● **DATASET EXCERPTS**:
————

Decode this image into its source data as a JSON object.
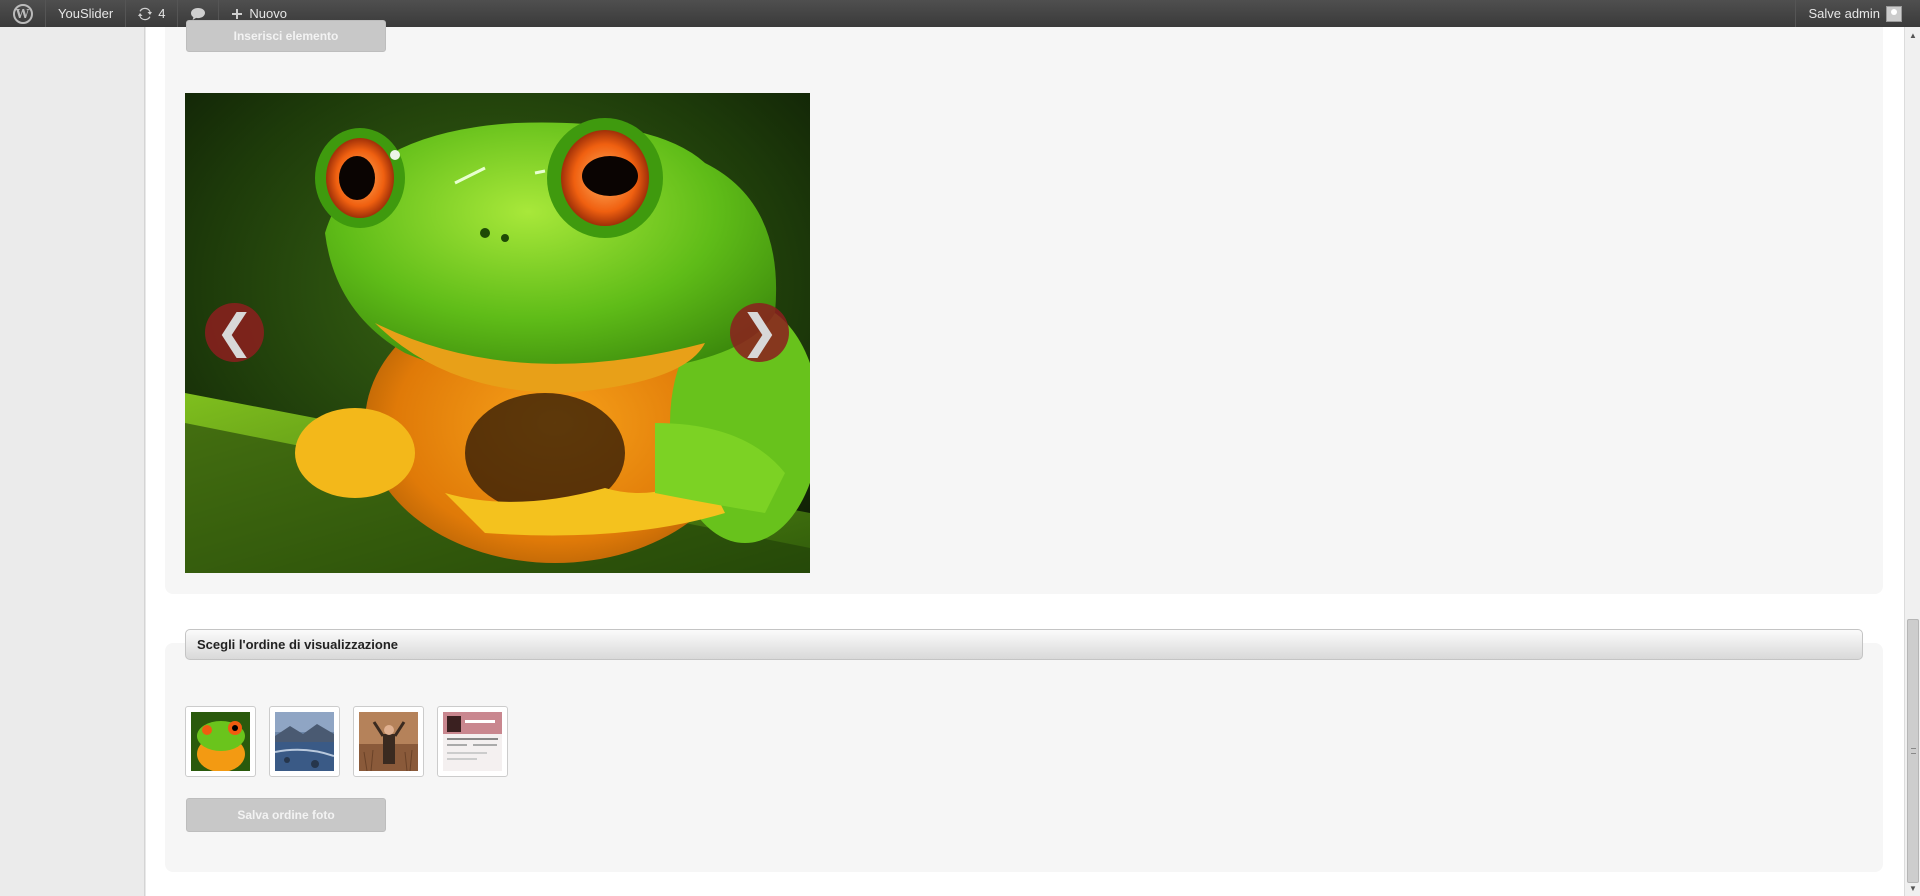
{
  "admin_bar": {
    "site_name": "YouSlider",
    "updates_count": "4",
    "new_label": "Nuovo",
    "greeting": "Salve admin"
  },
  "buttons": {
    "insert_label": "Inserisci elemento",
    "save_order_label": "Salva ordine foto"
  },
  "slider": {
    "prev_glyph": "❮",
    "next_glyph": "❯",
    "arrow_color": "#8c1e1e",
    "image": "green tree frog with red eyes"
  },
  "order_section": {
    "title": "Scegli l'ordine di visualizzazione",
    "thumbnails": [
      {
        "image": "frog"
      },
      {
        "image": "mountain lake"
      },
      {
        "image": "person in field"
      },
      {
        "image": "website screenshot"
      }
    ]
  },
  "colors": {
    "admin_bar_bg": "#464646",
    "panel_bg": "#f6f6f6",
    "button_disabled_bg": "#c8c8c8"
  }
}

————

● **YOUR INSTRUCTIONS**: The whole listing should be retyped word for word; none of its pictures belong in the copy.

● **OUTPUT BELOW**:
Decode this image into its source data as a JSON object.
{
  "admin_bar": {
    "site_name": "YouSlider",
    "updates_count": "4",
    "new_label": "Nuovo",
    "greeting": "Salve admin"
  },
  "buttons": {
    "insert_label": "Inserisci elemento",
    "save_order_label": "Salva ordine foto"
  },
  "slider": {
    "prev_glyph": "❮",
    "next_glyph": "❯",
    "arrow_color": "#8c1e1e",
    "image": "green tree frog with red eyes"
  },
  "order_section": {
    "title": "Scegli l'ordine di visualizzazione",
    "thumbnails": [
      {
        "image": "frog"
      },
      {
        "image": "mountain lake"
      },
      {
        "image": "person in field"
      },
      {
        "image": "website screenshot"
      }
    ]
  },
  "colors": {
    "admin_bar_bg": "#464646",
    "panel_bg": "#f6f6f6",
    "button_disabled_bg": "#c8c8c8"
  }
}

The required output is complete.